INSTRUCTIONS TO FOLLOW
Repeat the records below exactly. Omit the pictures.

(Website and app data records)
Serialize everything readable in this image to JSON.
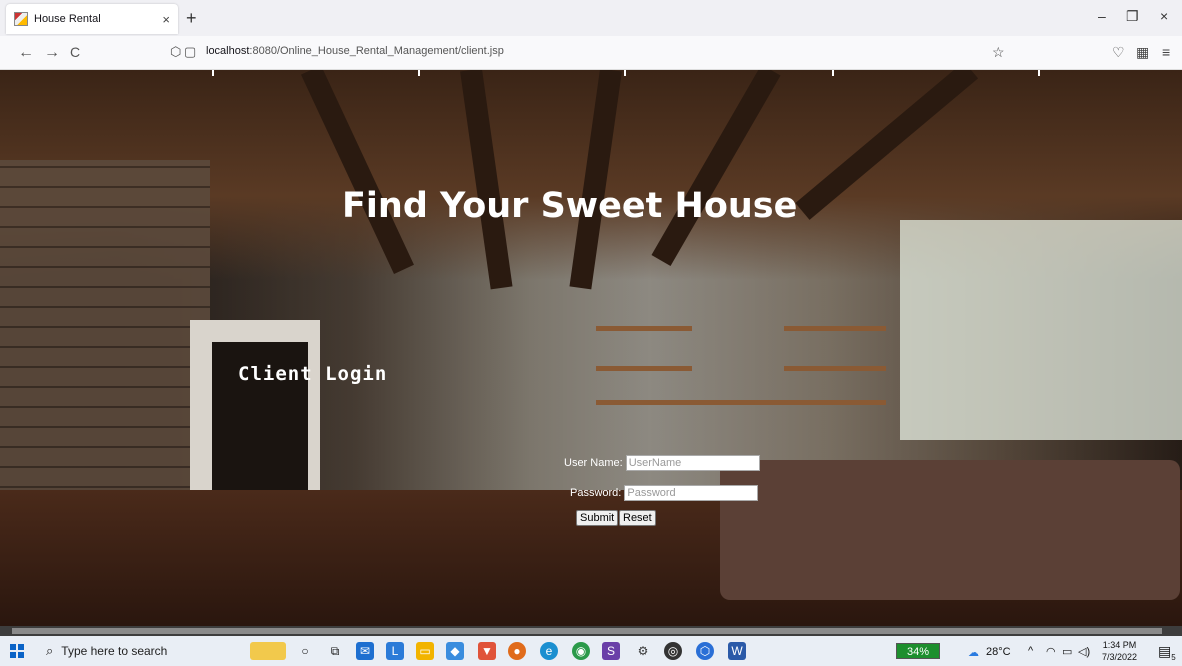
{
  "browser": {
    "tab_title": "House Rental",
    "tab_close": "×",
    "new_tab": "+",
    "url_host": "localhost",
    "url_rest": ":8080/Online_House_Rental_Management/client.jsp",
    "back": "←",
    "forward": "→",
    "reload": "C",
    "window_min": "–",
    "window_restore": "❐",
    "window_close": "×",
    "bookmark_star": "☆",
    "pocket": "♡",
    "menu": "≡"
  },
  "page": {
    "headline": "Find Your Sweet House",
    "login_title": "Client Login",
    "form": {
      "username_label": "User Name:",
      "username_placeholder": "UserName",
      "password_label": "Password:",
      "password_placeholder": "Password",
      "submit_label": "Submit",
      "reset_label": "Reset"
    }
  },
  "taskbar": {
    "search_placeholder": "Type here to search",
    "battery": "34%",
    "temperature": "28°C",
    "time": "1:34 PM",
    "date": "7/3/2022",
    "notifications": "5"
  }
}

YOUR SOLUTION
Serialize everything readable in this image to JSON.
{
  "browser": {
    "tab_title": "House Rental",
    "tab_close": "×",
    "new_tab": "+",
    "url_host": "localhost",
    "url_rest": ":8080/Online_House_Rental_Management/client.jsp",
    "back": "←",
    "forward": "→",
    "reload": "C",
    "window_min": "–",
    "window_restore": "❐",
    "window_close": "×",
    "bookmark_star": "☆",
    "pocket": "♡",
    "menu": "≡"
  },
  "page": {
    "headline": "Find Your Sweet House",
    "login_title": "Client Login",
    "form": {
      "username_label": "User Name:",
      "username_placeholder": "UserName",
      "password_label": "Password:",
      "password_placeholder": "Password",
      "submit_label": "Submit",
      "reset_label": "Reset"
    }
  },
  "taskbar": {
    "search_placeholder": "Type here to search",
    "battery": "34%",
    "temperature": "28°C",
    "time": "1:34 PM",
    "date": "7/3/2022",
    "notifications": "5"
  }
}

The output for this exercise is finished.